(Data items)
↓↓↓

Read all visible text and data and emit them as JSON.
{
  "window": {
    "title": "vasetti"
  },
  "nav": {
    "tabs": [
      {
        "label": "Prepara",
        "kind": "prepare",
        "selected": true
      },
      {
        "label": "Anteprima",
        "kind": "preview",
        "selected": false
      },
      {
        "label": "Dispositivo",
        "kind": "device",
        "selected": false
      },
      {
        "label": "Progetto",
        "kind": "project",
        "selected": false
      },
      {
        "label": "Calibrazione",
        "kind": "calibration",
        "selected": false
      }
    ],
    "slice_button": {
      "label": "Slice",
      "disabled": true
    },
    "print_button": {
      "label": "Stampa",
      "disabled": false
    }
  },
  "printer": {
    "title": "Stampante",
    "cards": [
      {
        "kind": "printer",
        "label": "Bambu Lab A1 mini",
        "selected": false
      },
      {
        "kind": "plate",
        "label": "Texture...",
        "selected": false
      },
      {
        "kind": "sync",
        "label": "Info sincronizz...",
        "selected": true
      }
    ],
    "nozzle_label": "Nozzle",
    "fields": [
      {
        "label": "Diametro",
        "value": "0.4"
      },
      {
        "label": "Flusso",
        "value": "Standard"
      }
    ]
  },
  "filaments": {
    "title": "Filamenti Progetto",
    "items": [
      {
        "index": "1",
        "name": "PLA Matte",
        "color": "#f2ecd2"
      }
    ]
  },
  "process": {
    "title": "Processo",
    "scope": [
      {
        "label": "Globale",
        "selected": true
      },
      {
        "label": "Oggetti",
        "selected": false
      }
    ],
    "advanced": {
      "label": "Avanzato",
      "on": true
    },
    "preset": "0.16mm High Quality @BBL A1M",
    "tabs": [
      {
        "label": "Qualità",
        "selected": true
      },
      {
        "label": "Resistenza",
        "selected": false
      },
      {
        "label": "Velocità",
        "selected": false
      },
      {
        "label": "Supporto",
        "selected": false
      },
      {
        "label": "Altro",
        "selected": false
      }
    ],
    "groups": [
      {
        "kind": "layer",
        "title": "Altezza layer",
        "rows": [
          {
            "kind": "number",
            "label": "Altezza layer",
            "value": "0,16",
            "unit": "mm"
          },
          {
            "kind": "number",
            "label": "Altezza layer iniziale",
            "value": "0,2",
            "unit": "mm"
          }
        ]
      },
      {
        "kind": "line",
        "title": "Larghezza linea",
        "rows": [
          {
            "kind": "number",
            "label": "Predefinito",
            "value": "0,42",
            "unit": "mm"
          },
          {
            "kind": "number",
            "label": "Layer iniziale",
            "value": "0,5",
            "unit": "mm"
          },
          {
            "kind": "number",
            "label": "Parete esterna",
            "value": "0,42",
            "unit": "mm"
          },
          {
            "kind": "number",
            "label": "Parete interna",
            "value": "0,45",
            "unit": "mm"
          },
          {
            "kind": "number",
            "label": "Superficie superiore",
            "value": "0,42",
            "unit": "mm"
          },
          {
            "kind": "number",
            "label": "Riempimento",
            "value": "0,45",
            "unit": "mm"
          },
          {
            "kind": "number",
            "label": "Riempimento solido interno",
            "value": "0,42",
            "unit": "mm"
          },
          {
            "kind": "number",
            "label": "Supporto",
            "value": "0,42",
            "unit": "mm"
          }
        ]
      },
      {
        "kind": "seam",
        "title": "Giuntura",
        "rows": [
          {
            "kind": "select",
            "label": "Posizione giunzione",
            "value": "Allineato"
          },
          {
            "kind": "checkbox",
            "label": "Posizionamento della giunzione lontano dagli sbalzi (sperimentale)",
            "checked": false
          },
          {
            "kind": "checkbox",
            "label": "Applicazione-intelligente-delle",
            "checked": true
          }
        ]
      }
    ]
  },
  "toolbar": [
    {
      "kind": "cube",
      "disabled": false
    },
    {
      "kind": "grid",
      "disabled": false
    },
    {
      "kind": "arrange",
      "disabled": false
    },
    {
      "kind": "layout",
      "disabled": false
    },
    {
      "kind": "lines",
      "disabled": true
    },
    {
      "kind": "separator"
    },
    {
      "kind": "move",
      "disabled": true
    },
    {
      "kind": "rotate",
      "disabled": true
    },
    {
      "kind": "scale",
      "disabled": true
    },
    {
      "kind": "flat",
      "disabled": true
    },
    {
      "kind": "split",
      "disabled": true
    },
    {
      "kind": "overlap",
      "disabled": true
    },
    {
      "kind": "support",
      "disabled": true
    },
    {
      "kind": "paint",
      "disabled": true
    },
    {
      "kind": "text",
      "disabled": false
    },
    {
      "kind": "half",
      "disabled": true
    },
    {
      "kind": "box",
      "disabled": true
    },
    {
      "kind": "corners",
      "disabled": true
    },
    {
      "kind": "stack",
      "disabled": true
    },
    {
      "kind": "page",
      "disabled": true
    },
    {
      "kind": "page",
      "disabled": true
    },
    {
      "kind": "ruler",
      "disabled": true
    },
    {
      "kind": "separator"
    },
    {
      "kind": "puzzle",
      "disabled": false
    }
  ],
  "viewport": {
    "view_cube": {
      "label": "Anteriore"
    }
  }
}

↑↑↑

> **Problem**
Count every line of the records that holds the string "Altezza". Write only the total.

> **Your response**
3